Turns our throttling isn't a thing of the past after all. Sprint has once again turned around, saying that it will in fact throttle its heaviest data users, but only when the network is particularly congested.

The confirmation came in a blog post from Sprint CTO John Saw, who titled the blog post "Protecting the 97%" and outlined the specifics of how Sprint will throttle its users.

While some might be frustrated at Sprint seemingly changing its mind, Sprint is being pretty generous compared with other companies, setting 23 GB as the threshold that customers need to cross before the throttling will kick in. Even then, Sprint will only throttle customers when a particular cell tower is being strained a little too hard.

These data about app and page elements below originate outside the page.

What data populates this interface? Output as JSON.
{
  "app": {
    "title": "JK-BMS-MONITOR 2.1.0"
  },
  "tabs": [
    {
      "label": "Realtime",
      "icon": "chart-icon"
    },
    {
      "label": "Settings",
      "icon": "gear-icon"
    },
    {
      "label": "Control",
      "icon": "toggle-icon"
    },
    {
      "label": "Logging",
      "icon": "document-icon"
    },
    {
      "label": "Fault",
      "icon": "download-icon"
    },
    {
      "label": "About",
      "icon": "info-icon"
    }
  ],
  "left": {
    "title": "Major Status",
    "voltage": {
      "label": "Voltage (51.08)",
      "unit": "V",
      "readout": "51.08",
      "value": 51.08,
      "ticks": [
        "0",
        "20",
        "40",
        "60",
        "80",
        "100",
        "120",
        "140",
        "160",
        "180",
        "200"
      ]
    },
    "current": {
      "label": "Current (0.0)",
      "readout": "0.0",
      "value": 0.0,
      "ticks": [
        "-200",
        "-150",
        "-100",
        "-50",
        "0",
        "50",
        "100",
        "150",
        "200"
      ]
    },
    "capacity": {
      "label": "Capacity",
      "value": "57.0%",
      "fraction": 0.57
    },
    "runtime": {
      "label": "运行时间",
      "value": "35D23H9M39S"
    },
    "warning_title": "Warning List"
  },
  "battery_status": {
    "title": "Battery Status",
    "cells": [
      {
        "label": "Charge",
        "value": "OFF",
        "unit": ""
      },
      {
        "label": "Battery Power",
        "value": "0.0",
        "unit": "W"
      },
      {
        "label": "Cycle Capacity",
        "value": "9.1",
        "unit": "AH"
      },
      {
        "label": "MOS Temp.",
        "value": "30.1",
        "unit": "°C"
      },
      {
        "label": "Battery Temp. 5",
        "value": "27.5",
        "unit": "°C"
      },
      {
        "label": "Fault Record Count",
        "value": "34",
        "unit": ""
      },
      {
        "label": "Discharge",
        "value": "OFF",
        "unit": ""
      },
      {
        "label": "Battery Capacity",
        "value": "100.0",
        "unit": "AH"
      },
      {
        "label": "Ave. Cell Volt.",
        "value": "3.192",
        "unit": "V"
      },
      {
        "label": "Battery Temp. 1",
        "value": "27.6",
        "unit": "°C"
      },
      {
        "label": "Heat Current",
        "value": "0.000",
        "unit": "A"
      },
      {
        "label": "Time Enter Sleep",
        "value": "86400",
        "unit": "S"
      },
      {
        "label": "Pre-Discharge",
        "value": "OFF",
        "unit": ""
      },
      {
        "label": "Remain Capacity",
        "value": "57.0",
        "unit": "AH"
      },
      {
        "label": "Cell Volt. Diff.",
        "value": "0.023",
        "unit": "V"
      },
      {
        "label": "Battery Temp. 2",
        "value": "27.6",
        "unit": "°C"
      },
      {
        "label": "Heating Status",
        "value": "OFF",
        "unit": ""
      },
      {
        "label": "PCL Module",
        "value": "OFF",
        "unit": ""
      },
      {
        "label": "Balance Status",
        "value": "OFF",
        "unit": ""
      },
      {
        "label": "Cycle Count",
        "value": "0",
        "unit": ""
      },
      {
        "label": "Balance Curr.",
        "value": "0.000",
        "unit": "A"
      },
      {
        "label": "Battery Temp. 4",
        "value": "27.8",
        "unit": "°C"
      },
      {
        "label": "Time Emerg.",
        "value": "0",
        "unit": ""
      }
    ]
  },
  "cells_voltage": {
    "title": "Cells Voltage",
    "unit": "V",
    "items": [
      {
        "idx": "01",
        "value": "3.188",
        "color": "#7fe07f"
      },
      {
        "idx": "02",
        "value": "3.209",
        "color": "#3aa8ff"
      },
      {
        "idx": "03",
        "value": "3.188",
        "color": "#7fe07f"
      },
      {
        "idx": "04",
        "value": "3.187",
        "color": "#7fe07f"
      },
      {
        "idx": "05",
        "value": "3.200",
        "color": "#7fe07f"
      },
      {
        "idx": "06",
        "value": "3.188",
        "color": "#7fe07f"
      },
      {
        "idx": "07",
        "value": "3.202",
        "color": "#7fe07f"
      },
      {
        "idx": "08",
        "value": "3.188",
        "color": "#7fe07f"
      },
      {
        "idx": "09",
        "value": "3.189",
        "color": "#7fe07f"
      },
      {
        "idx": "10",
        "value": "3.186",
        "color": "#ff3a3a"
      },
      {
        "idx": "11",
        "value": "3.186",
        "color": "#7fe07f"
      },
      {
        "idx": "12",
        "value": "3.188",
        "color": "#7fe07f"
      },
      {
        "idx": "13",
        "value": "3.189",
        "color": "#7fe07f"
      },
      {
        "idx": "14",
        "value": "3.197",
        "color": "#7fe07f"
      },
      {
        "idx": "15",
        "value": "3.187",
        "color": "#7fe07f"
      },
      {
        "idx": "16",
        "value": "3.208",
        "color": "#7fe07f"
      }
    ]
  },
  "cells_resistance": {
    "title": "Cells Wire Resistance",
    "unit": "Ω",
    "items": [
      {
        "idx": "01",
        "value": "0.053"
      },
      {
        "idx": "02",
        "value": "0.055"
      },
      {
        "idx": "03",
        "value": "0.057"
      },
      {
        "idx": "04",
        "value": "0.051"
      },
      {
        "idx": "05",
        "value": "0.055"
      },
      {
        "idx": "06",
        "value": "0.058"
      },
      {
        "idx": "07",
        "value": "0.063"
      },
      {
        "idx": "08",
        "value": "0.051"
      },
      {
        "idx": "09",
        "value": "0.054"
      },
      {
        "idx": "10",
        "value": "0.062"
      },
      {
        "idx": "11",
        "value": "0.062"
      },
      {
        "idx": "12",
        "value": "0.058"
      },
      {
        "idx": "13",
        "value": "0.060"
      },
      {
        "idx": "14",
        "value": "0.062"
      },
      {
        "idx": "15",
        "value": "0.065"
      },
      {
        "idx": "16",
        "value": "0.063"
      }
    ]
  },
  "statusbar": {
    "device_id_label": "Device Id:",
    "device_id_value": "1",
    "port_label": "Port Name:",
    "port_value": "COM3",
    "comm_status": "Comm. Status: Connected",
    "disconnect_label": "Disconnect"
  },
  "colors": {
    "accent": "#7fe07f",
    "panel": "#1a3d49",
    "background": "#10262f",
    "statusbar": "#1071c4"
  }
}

The news comes a few months after Sprint was criticized for trying to limit how much data customers could use for things like streaming video, even though it advertised its data plans as being unlimited. At least now the company is being more transparent about its data-throttling practices.

Of course, hitting the 23 GB data-use threshold is no small feat—it would require users to stream all five seasons of Game of Thrones in order to hit the limit, as CNET points out.

The decision is a reversal from the decision Sprint made back in June, saying that it would stop throttling its customers. This was, of course, around the time of the controversy surrounding net neutrality, which ended up classifying Sprint as a common carrier under Title II, blocking the company from being able to tweak customers' data connections.

T-Mobile also throttles its users after 23 GB of data usage, and both AT&T and Verizon cut their unlimited data plans, making the discussion about throttling a little less important.

It's important to note that Sprint customers will still be able to use as much data as they want when on unlimited data plans, it's just that their data speeds might slow down a little after 23 GB.

Via: The Verge

ⓒ 2021 TECHTIMES.com All rights reserved. Do not reproduce without permission.